OEM transmitters supply two output signals: a ratiometric analog voltage output and a digital inter-integrated circuit interface (I2C).
The secret of the ratiometric format of the output signal is that it actually has no format at all, because it depends on the voltage supplied. This is an inestimable advantage for applications in integrated systems. If the analog-to-digital converter downstream of the transmitter is operated with the same supply voltage, the digital measured value will always be correct. This is because the height of the digitization steps depends on the voltage supply, but the number of steps does not – and their number is the critical factor.
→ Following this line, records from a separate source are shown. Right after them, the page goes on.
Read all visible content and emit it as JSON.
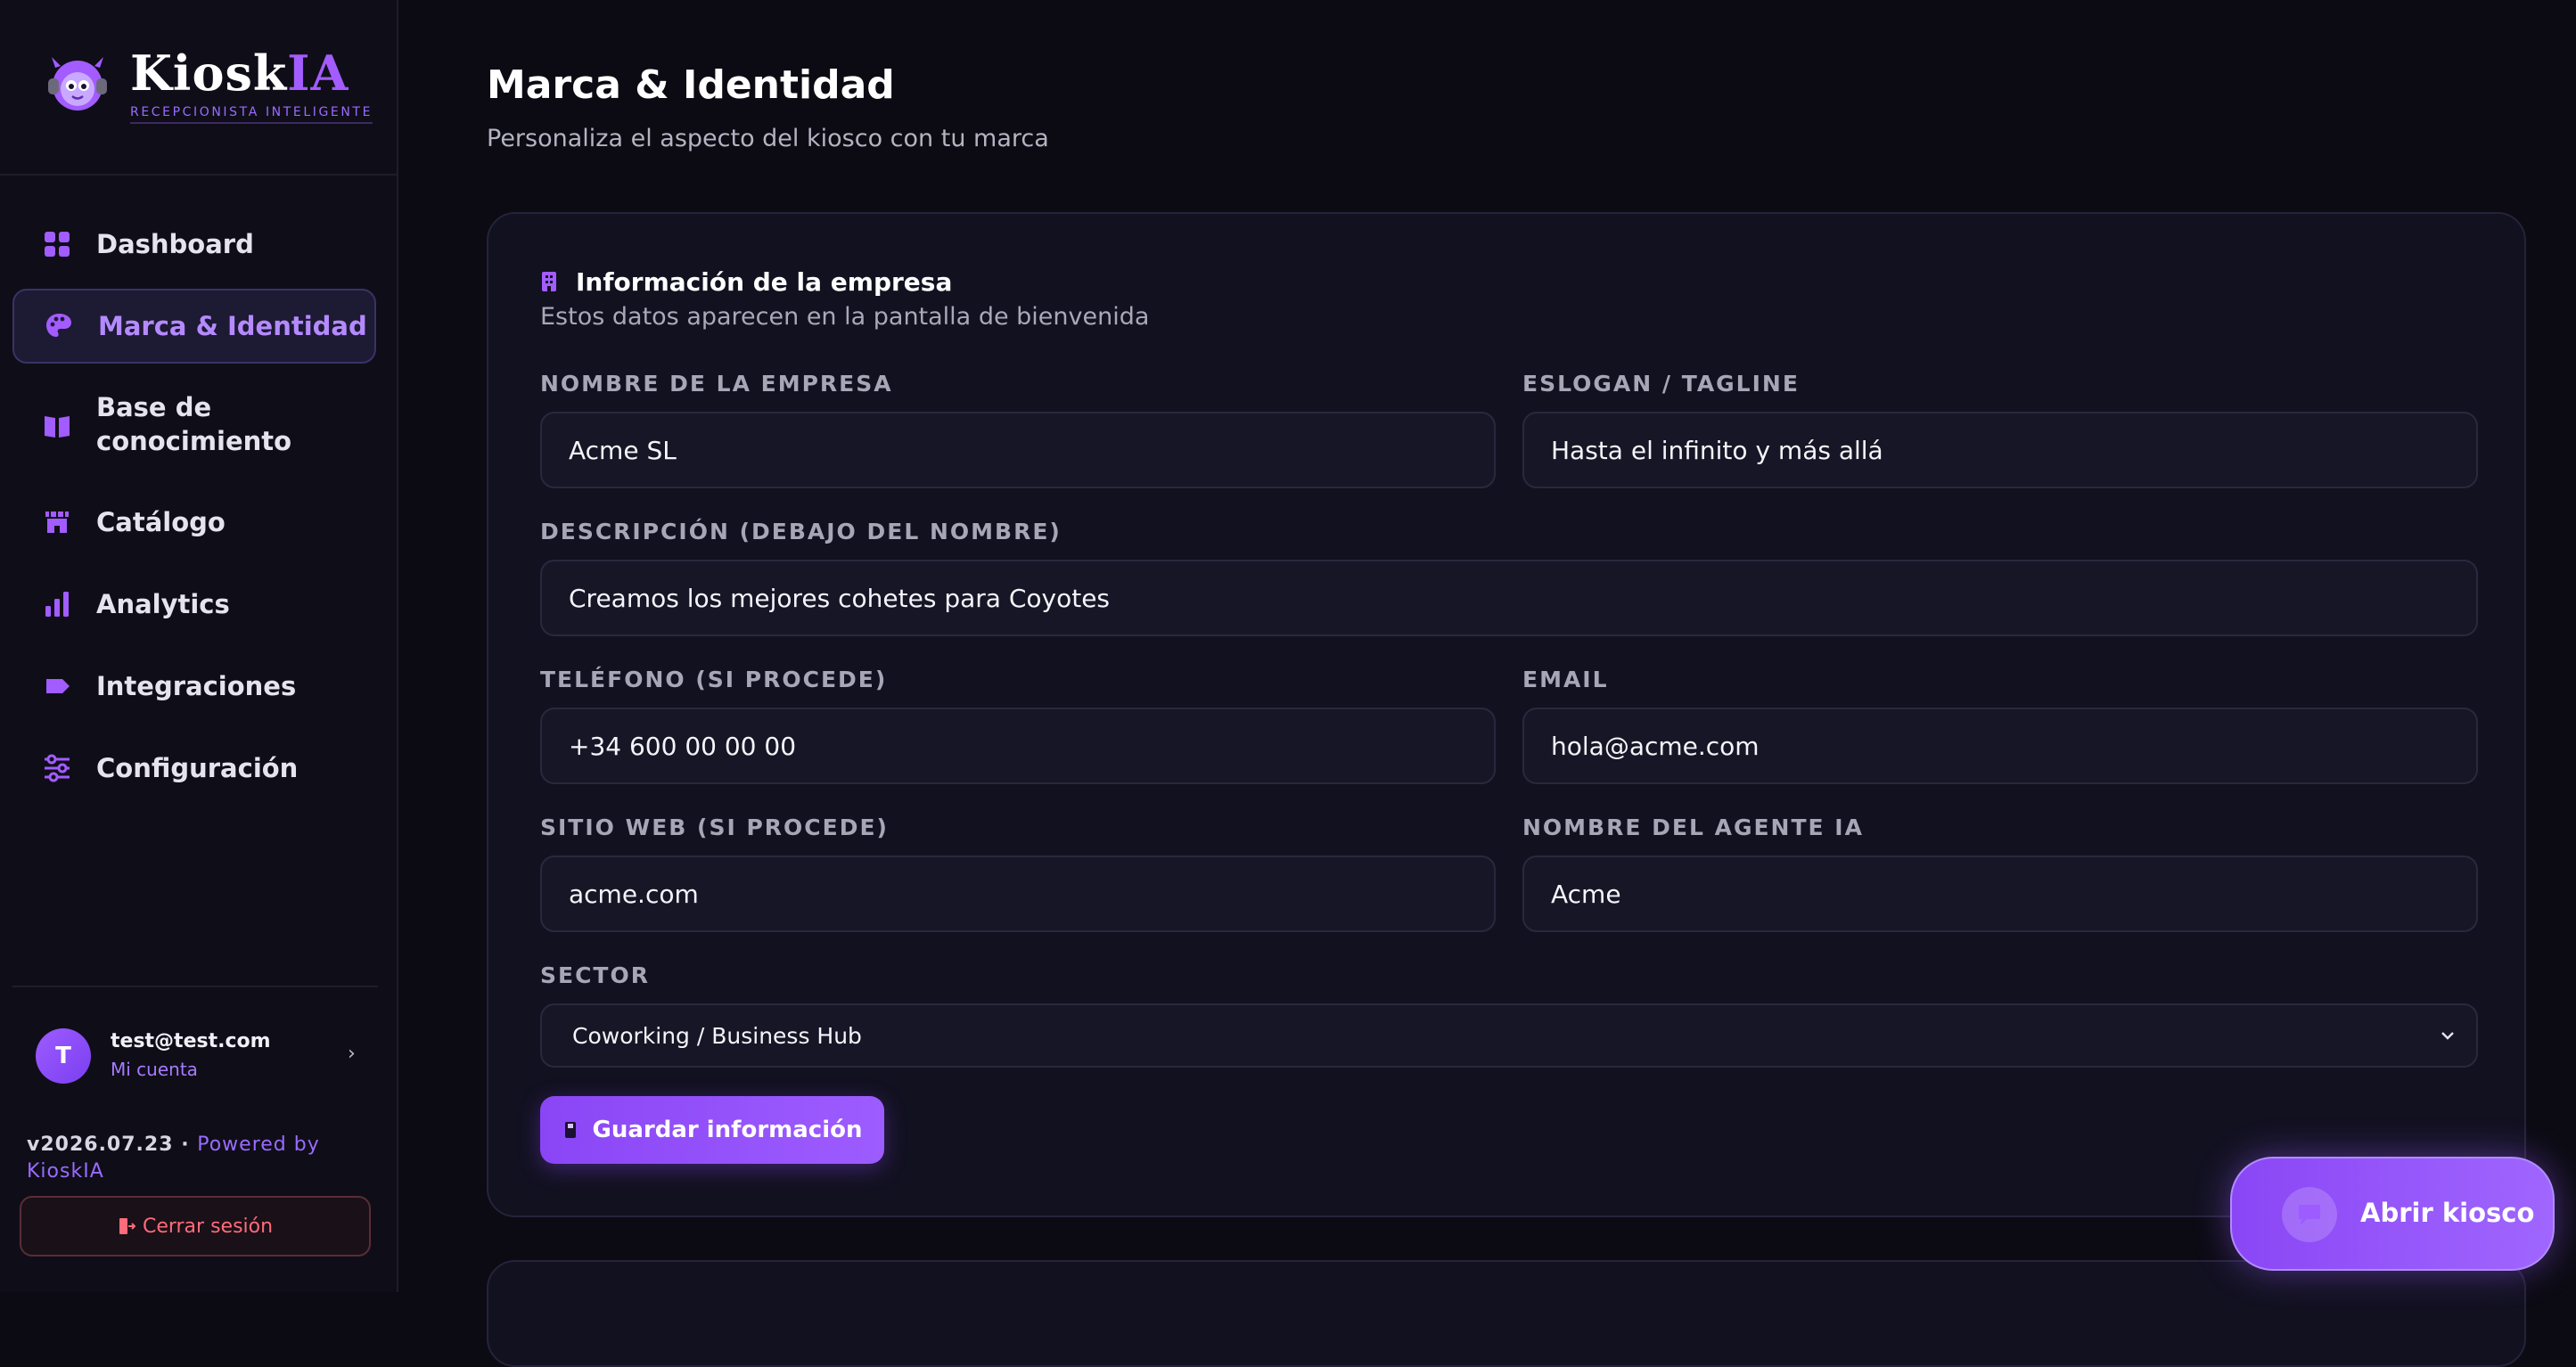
{
  "brand": {
    "name_main": "Kiosk",
    "name_accent": "IA",
    "subtitle": "RECEPCIONISTA INTELIGENTE"
  },
  "sidebar": {
    "items": [
      {
        "label": "Dashboard",
        "icon": "grid-icon",
        "active": false
      },
      {
        "label": "Marca & Identidad",
        "icon": "palette-icon",
        "active": true
      },
      {
        "label": "Base de\nconocimiento",
        "icon": "book-icon",
        "active": false
      },
      {
        "label": "Catálogo",
        "icon": "store-icon",
        "active": false
      },
      {
        "label": "Analytics",
        "icon": "bar-chart-icon",
        "active": false
      },
      {
        "label": "Integraciones",
        "icon": "plug-icon",
        "active": false
      },
      {
        "label": "Configuración",
        "icon": "sliders-icon",
        "active": false
      }
    ],
    "user": {
      "initial": "T",
      "email": "test@test.com",
      "account_label": "Mi cuenta"
    },
    "version": "v2026.07.23",
    "powered_by": "Powered by KioskIA",
    "logout_label": "Cerrar sesión"
  },
  "main": {
    "title": "Marca & Identidad",
    "subtitle": "Personaliza el aspecto del kiosco con tu marca",
    "card": {
      "title": "Información de la empresa",
      "description": "Estos datos aparecen en la pantalla de bienvenida",
      "fields": {
        "company_name": {
          "label": "NOMBRE DE LA EMPRESA",
          "value": "Acme SL"
        },
        "tagline": {
          "label": "ESLOGAN / TAGLINE",
          "value": "Hasta el infinito y más allá"
        },
        "description": {
          "label": "DESCRIPCIÓN (DEBAJO DEL NOMBRE)",
          "value": "Creamos los mejores cohetes para Coyotes"
        },
        "phone": {
          "label": "TELÉFONO (SI PROCEDE)",
          "value": "+34 600 00 00 00"
        },
        "email": {
          "label": "EMAIL",
          "value": "hola@acme.com"
        },
        "website": {
          "label": "SITIO WEB (SI PROCEDE)",
          "value": "acme.com"
        },
        "agent_name": {
          "label": "NOMBRE DEL AGENTE IA",
          "value": "Acme"
        },
        "sector": {
          "label": "SECTOR",
          "value": "Coworking / Business Hub"
        }
      },
      "save_label": "Guardar información"
    },
    "open_kiosk_label": "Abrir kiosco"
  },
  "colors": {
    "accent": "#9d5cff",
    "background": "#0c0b13",
    "card": "#121120",
    "danger": "#ff6b7a"
  }
}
Using ratiometric signals substantially reduces the outlay on passing signals from the pressure transmitter to the A/D converter in the downstream electronics, and calibration steps are unnecessary; in the specific case of connection to a microcontroller with an integrated A/D converter, this outlay equals zero. Nevertheless, an interval is specified for the output signal, i.e. 0.5 ... 4.5 V for a supply voltage of 5.0 V. With a stable and precise supply voltage, this interval can also be used directly as the „standard signal“. The sampling rate of 2kHz offers amazingly good dynamic scope for a product based on the AD/DA principle. Moreover, the embedded electronics in CiO technology provide constant protection against overvoltage and polarity reversal on all lines up to ± 33 VDC.
OEM transmitters that are the same size as pressure measurement capsules are never connected directly to field bus systems. Instead, the respective coupling modules have corresponding input interfaces, e.g. for the inter-integrated circuit or I2C interface. For years, this has been the serial standard to cope with short distances in embedded systems. The I2C master needs two lines for the serial data and the pulse (clock) for synchronous sampling. Consequently, no timing requirements are specified for the master - which, in fact, determines the timing. Each OEM transmitter has its own address, which is addressed by the I2C master. In the existing configuration, one master could manage 128 different addresses. The pressure and temperature values are registered by means of a request from the master, and are then available at the transmitters (slaves) after less than 4 ms, so that they can be clocked out according to a specified protocol. The values are temperature-compensated and –standardized, and they only need to be scaled from the 15-bit integer to a pressure and/or temperature with units.